http://en.wikipedia.org/wiki/Lonicera_caerulea

They are fast growers, so hybridization and selection progresses quickly.  They say that the Japanese and Korean provenances are better all around (and especially for taste), and Canada seems to be in the forefront of Haskap development.  

I keep my shrubs netted at fruiting time, or birds will snatch everyone.  Ripening is extremely early, even here in zone 4 it is late May or Early June.  Where I am, I believe it could become invasive with seeds spread by birds.  I have sounded the alarm for almost 10 years, but the species is now sold in catalogs all over in America. Apparently, in the southern U.S. it is not vigorous.

They have a peculiar woody stipule like appendage, similar to some Berberis spp., seen here and in the previous pic.

             

Hoy wrote:

I've seen pictures of Dirca and it seems to be one of those plants preferring cold winters and warm summers! Would evidently do better in Eastern Norway than at my place.

I have never seen the species wild in northern Minnesota or Wisconsin, although it is native in those parts.  In southern Minnesota it is restricted to north facing ravine sides, where it is cooler.  It does not naturally grow on south facing inclines, even when the shrubs are abundant on the north facing incline of the same ravine.  Our summers here, though, are a lot warmer than yours, Trond.

Some more pics from previous years.  When flowers first emerge, they are the only growth from the winter buds, and the leaves come a bit later.  Bud scales are almost black at that time, and there is a short window when the plant has the brown twigs, black buds scales, bright green little leaves and soft yellow flowers. Each color is very distinct, as if painted, and in my view, quite spectacular.  I've never been able to capture it with a film camera, and for the couple years I owned a digital camera, the weather hasn't cooperated.  :(

       

The twigs are very pliable, hence the name "Leatherwood".

               

Rick Rodich    zone 4a.    Annual precipitation ~24 inches
near Minneapolis, Minnesota, USA

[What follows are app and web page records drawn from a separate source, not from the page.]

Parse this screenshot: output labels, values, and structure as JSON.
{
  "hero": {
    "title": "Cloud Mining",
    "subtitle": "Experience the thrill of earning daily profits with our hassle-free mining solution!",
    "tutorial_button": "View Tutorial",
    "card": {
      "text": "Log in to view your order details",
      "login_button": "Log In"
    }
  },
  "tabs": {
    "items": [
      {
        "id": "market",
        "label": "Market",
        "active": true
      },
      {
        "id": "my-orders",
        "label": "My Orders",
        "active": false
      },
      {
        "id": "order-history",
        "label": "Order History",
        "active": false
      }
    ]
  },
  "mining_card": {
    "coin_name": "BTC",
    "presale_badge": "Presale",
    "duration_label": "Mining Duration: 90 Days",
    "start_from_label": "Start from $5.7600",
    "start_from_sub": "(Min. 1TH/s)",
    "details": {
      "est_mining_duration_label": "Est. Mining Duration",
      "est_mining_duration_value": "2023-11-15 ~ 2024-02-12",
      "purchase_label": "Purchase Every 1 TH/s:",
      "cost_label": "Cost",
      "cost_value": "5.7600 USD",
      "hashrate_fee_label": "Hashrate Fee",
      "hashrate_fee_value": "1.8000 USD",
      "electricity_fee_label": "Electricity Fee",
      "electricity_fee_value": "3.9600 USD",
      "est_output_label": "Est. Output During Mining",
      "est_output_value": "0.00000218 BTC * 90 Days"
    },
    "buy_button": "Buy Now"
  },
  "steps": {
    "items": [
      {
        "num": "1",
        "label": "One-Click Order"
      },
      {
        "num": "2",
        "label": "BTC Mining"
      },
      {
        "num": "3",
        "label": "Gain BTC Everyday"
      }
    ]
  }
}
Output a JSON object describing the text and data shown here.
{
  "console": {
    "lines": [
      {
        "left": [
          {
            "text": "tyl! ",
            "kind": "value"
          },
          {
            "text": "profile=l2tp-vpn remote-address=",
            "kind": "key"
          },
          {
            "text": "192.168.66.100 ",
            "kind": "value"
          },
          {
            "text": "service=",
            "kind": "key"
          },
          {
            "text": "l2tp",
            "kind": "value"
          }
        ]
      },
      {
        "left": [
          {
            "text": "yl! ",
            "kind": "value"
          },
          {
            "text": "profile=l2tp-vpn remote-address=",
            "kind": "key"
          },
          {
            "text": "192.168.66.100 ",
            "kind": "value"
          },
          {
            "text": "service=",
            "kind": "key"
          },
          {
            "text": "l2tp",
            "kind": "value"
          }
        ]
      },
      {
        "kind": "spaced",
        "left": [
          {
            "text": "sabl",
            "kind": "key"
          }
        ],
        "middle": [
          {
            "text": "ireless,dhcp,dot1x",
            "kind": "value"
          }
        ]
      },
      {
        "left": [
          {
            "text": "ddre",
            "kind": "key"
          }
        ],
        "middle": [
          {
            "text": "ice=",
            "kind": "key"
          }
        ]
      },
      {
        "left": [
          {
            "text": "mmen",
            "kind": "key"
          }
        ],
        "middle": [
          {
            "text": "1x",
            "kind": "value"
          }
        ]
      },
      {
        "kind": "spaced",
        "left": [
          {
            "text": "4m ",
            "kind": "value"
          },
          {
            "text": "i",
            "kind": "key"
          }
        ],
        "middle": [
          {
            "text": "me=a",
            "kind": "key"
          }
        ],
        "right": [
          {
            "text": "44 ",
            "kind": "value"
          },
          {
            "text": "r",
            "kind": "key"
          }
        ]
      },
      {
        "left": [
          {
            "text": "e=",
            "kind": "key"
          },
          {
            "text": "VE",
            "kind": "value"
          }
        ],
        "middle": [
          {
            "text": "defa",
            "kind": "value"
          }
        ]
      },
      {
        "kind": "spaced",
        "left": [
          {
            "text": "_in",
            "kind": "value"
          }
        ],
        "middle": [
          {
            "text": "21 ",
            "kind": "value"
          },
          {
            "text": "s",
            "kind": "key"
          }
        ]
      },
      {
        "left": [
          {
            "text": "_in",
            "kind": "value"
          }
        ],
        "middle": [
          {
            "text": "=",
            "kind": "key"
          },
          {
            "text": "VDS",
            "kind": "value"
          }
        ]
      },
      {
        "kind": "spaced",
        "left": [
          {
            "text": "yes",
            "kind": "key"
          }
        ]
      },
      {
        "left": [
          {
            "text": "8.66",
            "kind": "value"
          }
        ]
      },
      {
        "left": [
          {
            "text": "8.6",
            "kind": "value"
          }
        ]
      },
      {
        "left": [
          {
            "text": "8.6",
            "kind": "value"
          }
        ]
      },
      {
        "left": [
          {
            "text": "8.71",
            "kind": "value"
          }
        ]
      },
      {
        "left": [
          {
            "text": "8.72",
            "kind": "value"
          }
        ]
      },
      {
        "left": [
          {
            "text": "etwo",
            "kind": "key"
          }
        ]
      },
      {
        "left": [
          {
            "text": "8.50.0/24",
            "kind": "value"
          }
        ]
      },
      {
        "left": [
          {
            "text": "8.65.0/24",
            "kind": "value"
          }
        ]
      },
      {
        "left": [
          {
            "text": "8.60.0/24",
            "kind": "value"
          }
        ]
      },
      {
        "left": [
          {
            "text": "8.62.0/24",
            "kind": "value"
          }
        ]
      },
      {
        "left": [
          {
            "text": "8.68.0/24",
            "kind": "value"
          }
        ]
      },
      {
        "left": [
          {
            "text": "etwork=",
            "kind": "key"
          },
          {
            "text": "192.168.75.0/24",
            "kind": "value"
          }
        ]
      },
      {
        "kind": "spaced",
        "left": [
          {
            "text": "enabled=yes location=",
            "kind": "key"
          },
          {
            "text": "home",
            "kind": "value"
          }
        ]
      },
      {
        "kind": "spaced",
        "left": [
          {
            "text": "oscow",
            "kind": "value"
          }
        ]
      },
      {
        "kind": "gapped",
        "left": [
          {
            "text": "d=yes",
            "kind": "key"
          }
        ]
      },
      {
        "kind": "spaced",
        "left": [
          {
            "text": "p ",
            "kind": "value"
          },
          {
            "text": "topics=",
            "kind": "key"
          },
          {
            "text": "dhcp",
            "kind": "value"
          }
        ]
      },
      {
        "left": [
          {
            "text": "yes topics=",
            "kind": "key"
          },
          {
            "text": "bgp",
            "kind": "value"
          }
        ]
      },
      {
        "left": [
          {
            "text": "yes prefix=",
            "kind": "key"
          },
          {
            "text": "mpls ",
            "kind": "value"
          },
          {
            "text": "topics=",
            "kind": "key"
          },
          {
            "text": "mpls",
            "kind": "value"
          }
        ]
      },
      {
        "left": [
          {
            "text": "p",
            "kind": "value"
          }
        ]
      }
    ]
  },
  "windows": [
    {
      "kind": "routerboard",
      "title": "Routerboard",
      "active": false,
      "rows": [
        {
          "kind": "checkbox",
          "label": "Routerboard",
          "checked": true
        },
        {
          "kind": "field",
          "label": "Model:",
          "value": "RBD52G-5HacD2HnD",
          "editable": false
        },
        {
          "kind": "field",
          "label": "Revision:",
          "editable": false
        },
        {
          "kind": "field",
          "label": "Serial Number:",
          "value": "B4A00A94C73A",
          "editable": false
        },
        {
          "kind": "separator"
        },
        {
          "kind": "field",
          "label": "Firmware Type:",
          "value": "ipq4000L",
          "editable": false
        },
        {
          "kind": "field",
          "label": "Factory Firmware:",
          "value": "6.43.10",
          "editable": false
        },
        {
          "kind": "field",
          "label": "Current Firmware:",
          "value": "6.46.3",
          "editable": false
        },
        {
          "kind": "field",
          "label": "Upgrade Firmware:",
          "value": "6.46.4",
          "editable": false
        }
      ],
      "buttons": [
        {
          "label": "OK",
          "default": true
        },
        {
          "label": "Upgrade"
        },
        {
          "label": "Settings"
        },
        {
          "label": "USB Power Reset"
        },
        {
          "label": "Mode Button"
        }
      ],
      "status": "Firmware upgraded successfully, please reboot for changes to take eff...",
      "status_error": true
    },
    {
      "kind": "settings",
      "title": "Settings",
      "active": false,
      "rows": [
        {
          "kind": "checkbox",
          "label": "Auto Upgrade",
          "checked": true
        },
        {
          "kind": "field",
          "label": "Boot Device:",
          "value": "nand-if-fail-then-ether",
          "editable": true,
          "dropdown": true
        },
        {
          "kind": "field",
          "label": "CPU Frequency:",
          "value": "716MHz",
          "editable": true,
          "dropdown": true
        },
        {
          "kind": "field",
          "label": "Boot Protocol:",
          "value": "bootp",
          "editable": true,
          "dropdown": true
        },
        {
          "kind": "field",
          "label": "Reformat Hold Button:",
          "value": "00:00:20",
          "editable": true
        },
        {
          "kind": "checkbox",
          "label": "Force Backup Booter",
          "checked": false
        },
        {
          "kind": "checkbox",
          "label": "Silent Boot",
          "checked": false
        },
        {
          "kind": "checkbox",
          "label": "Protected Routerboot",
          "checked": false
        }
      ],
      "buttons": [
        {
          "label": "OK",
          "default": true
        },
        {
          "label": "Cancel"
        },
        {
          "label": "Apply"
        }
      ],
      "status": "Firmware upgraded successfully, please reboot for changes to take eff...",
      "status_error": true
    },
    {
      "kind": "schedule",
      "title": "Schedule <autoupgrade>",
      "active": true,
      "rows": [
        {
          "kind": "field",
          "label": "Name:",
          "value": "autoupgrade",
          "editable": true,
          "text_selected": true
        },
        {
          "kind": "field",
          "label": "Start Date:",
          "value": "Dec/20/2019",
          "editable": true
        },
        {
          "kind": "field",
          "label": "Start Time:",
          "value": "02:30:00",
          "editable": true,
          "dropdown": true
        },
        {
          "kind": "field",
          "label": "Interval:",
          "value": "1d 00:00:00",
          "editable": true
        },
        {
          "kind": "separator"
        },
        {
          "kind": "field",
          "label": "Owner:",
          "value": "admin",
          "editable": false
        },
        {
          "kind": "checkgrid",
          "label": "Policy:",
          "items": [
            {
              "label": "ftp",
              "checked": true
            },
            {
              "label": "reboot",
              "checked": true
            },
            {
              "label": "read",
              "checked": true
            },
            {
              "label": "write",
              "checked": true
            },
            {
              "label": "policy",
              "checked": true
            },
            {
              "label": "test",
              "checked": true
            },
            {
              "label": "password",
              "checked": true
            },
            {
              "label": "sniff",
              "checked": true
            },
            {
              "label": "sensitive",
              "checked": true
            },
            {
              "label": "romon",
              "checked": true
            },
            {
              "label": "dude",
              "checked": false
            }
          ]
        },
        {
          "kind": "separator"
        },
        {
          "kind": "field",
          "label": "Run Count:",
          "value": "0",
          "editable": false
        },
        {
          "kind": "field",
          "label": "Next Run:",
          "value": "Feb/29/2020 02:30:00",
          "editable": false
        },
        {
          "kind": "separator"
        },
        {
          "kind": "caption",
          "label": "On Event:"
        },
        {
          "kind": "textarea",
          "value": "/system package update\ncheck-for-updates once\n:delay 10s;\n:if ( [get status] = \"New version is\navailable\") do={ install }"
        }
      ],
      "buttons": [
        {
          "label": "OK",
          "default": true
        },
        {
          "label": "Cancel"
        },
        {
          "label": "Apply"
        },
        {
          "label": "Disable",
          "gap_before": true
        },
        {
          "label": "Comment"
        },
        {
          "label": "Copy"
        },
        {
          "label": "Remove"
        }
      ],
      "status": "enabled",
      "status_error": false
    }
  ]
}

Hoy
Hoy's picture
Title: Member
Joined: 2009-12-15

Thanks, Rick. Think I have to try both when I get a chance!

Trond
Rogaland, Norway - with cool, often rainy summers  (29C max) and mild, often rainy winters (180 cm/year)!

Log in or register to post comments